Output every entry below exactly as it is written.

Dataset entries
---

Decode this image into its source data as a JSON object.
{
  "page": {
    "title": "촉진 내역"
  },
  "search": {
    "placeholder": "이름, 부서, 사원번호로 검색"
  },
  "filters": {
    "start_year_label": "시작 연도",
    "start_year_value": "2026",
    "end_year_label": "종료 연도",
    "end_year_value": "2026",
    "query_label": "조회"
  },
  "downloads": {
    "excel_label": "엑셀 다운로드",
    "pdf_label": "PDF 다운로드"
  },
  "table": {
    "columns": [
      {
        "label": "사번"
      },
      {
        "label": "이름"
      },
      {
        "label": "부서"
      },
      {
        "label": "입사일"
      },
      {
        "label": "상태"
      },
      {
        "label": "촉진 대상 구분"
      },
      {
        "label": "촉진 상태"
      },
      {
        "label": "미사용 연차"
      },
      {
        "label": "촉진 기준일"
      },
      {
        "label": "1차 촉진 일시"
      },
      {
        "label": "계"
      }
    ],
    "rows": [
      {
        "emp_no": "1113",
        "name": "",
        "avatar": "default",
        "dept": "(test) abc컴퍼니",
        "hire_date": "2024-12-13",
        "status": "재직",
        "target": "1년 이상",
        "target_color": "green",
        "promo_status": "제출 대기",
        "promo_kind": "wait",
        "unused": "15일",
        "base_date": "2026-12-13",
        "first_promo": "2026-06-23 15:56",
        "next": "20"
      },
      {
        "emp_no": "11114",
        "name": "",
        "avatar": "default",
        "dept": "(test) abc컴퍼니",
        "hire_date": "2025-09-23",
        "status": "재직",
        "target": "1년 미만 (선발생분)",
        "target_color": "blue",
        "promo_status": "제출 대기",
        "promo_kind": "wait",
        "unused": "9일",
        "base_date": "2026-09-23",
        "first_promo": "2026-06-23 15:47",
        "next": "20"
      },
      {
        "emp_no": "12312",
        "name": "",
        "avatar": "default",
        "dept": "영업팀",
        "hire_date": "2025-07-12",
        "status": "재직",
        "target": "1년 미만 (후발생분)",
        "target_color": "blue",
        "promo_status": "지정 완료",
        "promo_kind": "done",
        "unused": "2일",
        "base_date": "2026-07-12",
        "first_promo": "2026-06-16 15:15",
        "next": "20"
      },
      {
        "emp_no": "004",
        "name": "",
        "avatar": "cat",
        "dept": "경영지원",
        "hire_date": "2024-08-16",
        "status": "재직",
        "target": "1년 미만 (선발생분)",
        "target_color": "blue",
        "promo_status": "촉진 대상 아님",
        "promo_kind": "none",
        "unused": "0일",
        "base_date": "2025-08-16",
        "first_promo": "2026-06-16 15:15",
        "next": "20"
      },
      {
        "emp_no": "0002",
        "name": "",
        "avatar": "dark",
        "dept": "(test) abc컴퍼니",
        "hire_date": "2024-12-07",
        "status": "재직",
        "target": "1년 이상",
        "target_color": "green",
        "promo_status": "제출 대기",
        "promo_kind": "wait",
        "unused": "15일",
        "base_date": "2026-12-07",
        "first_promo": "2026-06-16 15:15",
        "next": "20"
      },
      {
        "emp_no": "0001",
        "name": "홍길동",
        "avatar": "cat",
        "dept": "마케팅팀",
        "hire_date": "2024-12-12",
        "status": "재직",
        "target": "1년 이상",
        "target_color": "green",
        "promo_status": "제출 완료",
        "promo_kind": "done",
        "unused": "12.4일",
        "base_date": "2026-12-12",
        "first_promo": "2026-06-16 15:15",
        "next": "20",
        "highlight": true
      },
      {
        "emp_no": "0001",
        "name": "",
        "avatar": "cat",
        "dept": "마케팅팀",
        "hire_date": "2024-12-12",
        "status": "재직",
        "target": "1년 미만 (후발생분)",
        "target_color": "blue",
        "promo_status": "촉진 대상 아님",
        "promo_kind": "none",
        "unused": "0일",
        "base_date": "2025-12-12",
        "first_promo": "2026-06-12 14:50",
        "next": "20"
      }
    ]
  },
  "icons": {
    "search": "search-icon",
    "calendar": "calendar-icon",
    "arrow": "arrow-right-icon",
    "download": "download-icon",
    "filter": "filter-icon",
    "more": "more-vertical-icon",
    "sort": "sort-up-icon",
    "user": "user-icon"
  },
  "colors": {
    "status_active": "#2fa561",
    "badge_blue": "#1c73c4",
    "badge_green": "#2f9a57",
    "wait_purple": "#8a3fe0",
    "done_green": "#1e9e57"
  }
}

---

-- Result for this exercise --
Decode this image into its source data as a JSON object.
{
  "page": {
    "title": "촉진 내역"
  },
  "search": {
    "placeholder": "이름, 부서, 사원번호로 검색"
  },
  "filters": {
    "start_year_label": "시작 연도",
    "start_year_value": "2026",
    "end_year_label": "종료 연도",
    "end_year_value": "2026",
    "query_label": "조회"
  },
  "downloads": {
    "excel_label": "엑셀 다운로드",
    "pdf_label": "PDF 다운로드"
  },
  "table": {
    "columns": [
      {
        "label": "사번"
      },
      {
        "label": "이름"
      },
      {
        "label": "부서"
      },
      {
        "label": "입사일"
      },
      {
        "label": "상태"
      },
      {
        "label": "촉진 대상 구분"
      },
      {
        "label": "촉진 상태"
      },
      {
        "label": "미사용 연차"
      },
      {
        "label": "촉진 기준일"
      },
      {
        "label": "1차 촉진 일시"
      },
      {
        "label": "계"
      }
    ],
    "rows": [
      {
        "emp_no": "1113",
        "name": "",
        "avatar": "default",
        "dept": "(test) abc컴퍼니",
        "hire_date": "2024-12-13",
        "status": "재직",
        "target": "1년 이상",
        "target_color": "green",
        "promo_status": "제출 대기",
        "promo_kind": "wait",
        "unused": "15일",
        "base_date": "2026-12-13",
        "first_promo": "2026-06-23 15:56",
        "next": "20"
      },
      {
        "emp_no": "11114",
        "name": "",
        "avatar": "default",
        "dept": "(test) abc컴퍼니",
        "hire_date": "2025-09-23",
        "status": "재직",
        "target": "1년 미만 (선발생분)",
        "target_color": "blue",
        "promo_status": "제출 대기",
        "promo_kind": "wait",
        "unused": "9일",
        "base_date": "2026-09-23",
        "first_promo": "2026-06-23 15:47",
        "next": "20"
      },
      {
        "emp_no": "12312",
        "name": "",
        "avatar": "default",
        "dept": "영업팀",
        "hire_date": "2025-07-12",
        "status": "재직",
        "target": "1년 미만 (후발생분)",
        "target_color": "blue",
        "promo_status": "지정 완료",
        "promo_kind": "done",
        "unused": "2일",
        "base_date": "2026-07-12",
        "first_promo": "2026-06-16 15:15",
        "next": "20"
      },
      {
        "emp_no": "004",
        "name": "",
        "avatar": "cat",
        "dept": "경영지원",
        "hire_date": "2024-08-16",
        "status": "재직",
        "target": "1년 미만 (선발생분)",
        "target_color": "blue",
        "promo_status": "촉진 대상 아님",
        "promo_kind": "none",
        "unused": "0일",
        "base_date": "2025-08-16",
        "first_promo": "2026-06-16 15:15",
        "next": "20"
      },
      {
        "emp_no": "0002",
        "name": "",
        "avatar": "dark",
        "dept": "(test) abc컴퍼니",
        "hire_date": "2024-12-07",
        "status": "재직",
        "target": "1년 이상",
        "target_color": "green",
        "promo_status": "제출 대기",
        "promo_kind": "wait",
        "unused": "15일",
        "base_date": "2026-12-07",
        "first_promo": "2026-06-16 15:15",
        "next": "20"
      },
      {
        "emp_no": "0001",
        "name": "홍길동",
        "avatar": "cat",
        "dept": "마케팅팀",
        "hire_date": "2024-12-12",
        "status": "재직",
        "target": "1년 이상",
        "target_color": "green",
        "promo_status": "제출 완료",
        "promo_kind": "done",
        "unused": "12.4일",
        "base_date": "2026-12-12",
        "first_promo": "2026-06-16 15:15",
        "next": "20",
        "highlight": true
      },
      {
        "emp_no": "0001",
        "name": "",
        "avatar": "cat",
        "dept": "마케팅팀",
        "hire_date": "2024-12-12",
        "status": "재직",
        "target": "1년 미만 (후발생분)",
        "target_color": "blue",
        "promo_status": "촉진 대상 아님",
        "promo_kind": "none",
        "unused": "0일",
        "base_date": "2025-12-12",
        "first_promo": "2026-06-12 14:50",
        "next": "20"
      }
    ]
  },
  "icons": {
    "search": "search-icon",
    "calendar": "calendar-icon",
    "arrow": "arrow-right-icon",
    "download": "download-icon",
    "filter": "filter-icon",
    "more": "more-vertical-icon",
    "sort": "sort-up-icon",
    "user": "user-icon"
  },
  "colors": {
    "status_active": "#2fa561",
    "badge_blue": "#1c73c4",
    "badge_green": "#2f9a57",
    "wait_purple": "#8a3fe0",
    "done_green": "#1e9e57"
  }
}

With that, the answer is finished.